Every line holding "Produk" should be copied from the records below.

___

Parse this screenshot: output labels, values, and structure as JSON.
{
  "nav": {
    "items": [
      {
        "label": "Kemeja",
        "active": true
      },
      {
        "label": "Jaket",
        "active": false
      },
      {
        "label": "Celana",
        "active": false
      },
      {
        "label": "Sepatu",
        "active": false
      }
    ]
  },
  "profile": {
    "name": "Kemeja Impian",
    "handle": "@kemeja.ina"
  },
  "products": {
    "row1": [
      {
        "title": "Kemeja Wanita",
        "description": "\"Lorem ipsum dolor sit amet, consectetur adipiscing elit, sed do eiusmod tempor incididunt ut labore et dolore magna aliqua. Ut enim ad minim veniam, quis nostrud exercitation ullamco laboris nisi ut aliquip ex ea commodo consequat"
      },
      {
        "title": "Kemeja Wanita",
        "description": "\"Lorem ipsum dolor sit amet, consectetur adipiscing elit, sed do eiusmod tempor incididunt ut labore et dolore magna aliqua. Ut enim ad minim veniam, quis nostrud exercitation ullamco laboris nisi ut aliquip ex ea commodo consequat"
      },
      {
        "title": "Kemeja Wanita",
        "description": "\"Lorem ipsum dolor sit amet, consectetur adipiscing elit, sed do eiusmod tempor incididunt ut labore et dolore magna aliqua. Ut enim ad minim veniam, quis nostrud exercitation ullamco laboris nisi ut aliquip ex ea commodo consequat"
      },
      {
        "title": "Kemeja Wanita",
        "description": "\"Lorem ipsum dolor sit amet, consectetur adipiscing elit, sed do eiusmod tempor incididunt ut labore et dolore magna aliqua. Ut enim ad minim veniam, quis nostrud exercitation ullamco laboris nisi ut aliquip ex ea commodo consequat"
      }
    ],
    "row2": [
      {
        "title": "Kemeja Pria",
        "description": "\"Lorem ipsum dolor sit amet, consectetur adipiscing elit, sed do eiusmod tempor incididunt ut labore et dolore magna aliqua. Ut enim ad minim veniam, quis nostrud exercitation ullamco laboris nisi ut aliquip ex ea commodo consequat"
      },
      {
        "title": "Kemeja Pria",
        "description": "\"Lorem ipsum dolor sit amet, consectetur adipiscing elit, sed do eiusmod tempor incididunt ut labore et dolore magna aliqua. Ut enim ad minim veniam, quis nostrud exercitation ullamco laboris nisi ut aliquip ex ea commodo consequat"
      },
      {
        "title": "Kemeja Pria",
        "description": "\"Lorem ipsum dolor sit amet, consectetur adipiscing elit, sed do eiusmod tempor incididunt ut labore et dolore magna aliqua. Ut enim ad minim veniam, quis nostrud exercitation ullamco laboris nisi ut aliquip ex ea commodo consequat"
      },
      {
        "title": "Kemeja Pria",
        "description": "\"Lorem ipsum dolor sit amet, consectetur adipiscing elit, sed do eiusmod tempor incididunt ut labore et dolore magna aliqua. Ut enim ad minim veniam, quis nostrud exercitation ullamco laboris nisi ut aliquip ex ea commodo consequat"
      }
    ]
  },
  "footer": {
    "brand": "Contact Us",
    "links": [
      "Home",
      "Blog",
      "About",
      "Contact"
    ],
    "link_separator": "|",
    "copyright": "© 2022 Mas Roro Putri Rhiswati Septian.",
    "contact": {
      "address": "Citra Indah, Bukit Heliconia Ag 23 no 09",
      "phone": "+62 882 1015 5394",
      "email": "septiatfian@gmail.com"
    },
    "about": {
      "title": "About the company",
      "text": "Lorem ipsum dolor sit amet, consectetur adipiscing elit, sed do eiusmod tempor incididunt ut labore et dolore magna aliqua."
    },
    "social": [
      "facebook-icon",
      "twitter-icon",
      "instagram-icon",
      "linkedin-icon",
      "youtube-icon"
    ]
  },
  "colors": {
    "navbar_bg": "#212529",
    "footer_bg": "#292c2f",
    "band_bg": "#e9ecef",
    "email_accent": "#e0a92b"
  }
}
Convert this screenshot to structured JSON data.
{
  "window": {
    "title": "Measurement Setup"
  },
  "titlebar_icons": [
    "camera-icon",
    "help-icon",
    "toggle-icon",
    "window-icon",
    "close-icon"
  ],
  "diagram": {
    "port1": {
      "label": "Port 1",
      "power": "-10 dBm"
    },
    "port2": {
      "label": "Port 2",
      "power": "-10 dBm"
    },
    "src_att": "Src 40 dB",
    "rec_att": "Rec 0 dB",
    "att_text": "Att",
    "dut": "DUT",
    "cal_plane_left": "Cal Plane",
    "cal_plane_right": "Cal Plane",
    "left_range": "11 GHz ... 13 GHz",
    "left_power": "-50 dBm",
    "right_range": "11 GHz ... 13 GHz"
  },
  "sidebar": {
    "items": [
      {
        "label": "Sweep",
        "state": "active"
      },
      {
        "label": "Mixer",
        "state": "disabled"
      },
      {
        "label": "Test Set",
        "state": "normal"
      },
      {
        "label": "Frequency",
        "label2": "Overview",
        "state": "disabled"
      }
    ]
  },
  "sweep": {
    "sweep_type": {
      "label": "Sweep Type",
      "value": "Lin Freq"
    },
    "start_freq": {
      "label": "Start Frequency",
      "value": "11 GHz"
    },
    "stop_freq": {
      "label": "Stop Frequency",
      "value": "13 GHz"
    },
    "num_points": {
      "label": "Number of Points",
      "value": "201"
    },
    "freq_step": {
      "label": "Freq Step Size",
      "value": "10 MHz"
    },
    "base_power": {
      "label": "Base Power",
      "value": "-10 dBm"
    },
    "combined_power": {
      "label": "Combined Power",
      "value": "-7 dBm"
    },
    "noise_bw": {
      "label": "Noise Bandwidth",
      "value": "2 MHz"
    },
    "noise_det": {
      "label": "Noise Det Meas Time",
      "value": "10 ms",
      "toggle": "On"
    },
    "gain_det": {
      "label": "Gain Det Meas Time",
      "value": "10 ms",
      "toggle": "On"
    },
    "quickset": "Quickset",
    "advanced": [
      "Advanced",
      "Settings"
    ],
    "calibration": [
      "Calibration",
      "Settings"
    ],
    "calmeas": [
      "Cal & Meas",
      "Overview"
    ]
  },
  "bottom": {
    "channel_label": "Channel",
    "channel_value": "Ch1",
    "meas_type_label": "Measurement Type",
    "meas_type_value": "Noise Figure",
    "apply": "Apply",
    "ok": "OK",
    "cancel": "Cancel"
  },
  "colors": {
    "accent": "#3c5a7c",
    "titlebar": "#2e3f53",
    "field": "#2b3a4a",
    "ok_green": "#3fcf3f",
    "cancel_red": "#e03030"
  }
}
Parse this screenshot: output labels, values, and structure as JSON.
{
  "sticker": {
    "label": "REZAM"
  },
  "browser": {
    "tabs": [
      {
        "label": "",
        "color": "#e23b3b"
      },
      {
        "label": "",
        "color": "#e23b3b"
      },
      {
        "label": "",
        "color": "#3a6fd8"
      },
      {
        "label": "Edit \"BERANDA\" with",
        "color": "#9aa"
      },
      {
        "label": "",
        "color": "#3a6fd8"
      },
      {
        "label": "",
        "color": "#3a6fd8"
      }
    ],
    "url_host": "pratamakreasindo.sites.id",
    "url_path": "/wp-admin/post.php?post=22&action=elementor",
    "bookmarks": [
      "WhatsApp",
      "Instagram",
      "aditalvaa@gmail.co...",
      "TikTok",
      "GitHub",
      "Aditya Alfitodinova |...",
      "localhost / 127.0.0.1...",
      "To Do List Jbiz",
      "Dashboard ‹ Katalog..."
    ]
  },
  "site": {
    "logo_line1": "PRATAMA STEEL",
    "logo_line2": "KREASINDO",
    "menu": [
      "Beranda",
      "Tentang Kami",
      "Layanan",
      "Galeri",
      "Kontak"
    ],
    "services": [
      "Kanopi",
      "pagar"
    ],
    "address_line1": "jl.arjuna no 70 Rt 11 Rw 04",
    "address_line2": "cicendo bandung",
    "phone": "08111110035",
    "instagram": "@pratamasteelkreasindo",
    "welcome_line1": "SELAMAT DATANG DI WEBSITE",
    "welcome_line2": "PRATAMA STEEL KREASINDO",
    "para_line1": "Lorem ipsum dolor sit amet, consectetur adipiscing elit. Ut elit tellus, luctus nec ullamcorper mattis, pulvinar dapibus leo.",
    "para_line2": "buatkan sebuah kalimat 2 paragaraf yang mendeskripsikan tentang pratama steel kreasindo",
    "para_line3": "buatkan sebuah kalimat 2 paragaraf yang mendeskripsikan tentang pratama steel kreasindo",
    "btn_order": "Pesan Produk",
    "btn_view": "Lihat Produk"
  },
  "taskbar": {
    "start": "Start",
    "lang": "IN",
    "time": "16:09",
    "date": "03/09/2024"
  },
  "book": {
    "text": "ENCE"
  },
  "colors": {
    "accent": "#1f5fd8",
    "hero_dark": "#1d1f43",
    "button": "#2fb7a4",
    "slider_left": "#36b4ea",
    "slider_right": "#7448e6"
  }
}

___

■ **Answer box**:
    "btn_order": "Pesan Produk",
    "btn_view": "Lihat Produk"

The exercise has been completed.